For Marx of course such a division was inadequate, as it failed to hold the bourgeoisie responsible for the subjugation of the proletariat and allowed for a solution to coercive property without a communist revolution. Interestingly, neoliberals have participated in the same blurring.  Economics education at the undergraduate level almost never makes a clear distinction between these factors of production, instead treating all capital as equal in most conceptual frameworks taught to undergrads. In policy, as well, the United States frequently conflated the nationalization of inelastic factors of production (which the US had previously tolerated in Mexico and Taiwan and had even instigated in post-war Japan) with communist demands to nationalize all the means of production in order to justify the overthrow of individuals like Arbenz and Mossadegh.

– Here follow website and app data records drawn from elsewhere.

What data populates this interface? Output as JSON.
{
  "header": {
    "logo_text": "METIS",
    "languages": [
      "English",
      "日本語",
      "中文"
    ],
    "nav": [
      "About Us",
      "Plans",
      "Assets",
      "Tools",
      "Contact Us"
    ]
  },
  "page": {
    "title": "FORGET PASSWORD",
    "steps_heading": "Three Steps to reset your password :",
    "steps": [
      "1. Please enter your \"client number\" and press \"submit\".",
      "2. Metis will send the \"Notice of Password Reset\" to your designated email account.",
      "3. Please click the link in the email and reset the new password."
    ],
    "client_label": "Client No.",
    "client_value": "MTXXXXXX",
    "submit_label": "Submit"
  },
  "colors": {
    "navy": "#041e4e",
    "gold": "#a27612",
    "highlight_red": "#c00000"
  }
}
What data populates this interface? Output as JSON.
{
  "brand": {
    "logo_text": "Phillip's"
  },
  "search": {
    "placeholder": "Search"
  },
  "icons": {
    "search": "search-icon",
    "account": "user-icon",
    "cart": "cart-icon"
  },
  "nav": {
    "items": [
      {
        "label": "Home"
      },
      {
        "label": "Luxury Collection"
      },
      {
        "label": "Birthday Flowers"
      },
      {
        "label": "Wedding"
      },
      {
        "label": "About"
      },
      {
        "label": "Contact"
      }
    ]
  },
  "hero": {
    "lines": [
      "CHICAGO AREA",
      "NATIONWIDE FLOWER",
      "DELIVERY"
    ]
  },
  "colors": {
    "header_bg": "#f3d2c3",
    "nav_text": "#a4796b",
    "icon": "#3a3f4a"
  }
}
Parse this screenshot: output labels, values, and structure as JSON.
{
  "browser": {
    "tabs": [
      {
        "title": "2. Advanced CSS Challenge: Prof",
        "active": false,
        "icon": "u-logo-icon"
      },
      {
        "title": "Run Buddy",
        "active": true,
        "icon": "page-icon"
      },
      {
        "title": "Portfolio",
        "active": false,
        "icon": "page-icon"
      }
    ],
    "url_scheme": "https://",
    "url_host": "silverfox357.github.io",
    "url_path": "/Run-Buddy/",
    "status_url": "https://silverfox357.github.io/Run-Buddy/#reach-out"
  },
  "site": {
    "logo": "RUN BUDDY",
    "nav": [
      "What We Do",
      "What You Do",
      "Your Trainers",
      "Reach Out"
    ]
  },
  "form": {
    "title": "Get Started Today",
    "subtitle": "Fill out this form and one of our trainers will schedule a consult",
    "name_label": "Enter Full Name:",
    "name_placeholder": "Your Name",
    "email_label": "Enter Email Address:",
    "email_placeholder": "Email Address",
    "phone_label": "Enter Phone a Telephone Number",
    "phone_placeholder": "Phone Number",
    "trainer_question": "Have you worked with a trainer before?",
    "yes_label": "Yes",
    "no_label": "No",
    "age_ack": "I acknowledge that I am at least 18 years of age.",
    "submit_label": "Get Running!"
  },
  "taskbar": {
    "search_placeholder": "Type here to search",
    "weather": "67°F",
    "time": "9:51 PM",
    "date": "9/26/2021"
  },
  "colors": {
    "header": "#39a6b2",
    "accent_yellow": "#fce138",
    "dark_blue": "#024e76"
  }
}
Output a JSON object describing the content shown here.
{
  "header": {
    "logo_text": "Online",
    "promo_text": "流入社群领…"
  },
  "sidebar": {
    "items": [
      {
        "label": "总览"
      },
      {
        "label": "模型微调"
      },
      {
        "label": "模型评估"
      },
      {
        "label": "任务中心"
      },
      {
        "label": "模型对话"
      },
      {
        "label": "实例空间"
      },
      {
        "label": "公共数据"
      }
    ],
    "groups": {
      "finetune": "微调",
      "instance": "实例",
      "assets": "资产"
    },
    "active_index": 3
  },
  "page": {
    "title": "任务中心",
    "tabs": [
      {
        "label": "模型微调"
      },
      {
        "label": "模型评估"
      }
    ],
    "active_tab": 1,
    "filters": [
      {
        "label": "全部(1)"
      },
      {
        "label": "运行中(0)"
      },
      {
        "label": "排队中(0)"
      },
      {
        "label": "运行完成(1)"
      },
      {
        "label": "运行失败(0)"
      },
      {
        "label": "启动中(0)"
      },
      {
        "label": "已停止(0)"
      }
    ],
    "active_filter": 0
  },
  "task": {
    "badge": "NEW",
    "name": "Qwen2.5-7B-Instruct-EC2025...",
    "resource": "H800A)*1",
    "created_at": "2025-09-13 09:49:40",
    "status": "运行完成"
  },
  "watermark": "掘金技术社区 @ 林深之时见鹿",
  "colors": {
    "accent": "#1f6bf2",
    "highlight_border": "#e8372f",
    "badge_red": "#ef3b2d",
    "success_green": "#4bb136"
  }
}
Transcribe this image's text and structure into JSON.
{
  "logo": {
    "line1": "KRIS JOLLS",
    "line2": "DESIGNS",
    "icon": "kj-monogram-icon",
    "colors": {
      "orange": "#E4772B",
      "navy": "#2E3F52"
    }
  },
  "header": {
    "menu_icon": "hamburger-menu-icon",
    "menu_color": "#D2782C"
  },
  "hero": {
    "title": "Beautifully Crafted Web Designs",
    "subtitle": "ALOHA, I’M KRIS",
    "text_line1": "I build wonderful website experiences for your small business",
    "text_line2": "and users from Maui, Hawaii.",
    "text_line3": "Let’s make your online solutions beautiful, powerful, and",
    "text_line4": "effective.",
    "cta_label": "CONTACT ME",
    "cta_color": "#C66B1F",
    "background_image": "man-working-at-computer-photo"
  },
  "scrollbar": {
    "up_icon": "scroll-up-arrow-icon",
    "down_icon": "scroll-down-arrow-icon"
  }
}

If liberals can reverse this trend and regain the analytic tool of elasticity when evaluating property, there are many potential benefits. First, current problems can be more accurately assessed.  From gentrification in the Bronx to Chinese investment in Africa, the impact of outside capital investment depend tremendously on the elasticity of what that money is buying, and so any investigation into these phenomena should start by asking these questions. Second, by improving economics education (both formal and media) to include the differentiation between land and capital, liberals can make common cause with leftist groups, where appropriate, while also offering well-considered alternatives to socialist programs that can achieve the same liberating results of reducing coercion by means of property without the stifling economic impacts of punishing investment in elastic capital.

[1] Hobouse, Leonard Trelawny. Liberalism 1911.






Featured image is Canned Food Factory, by Poyet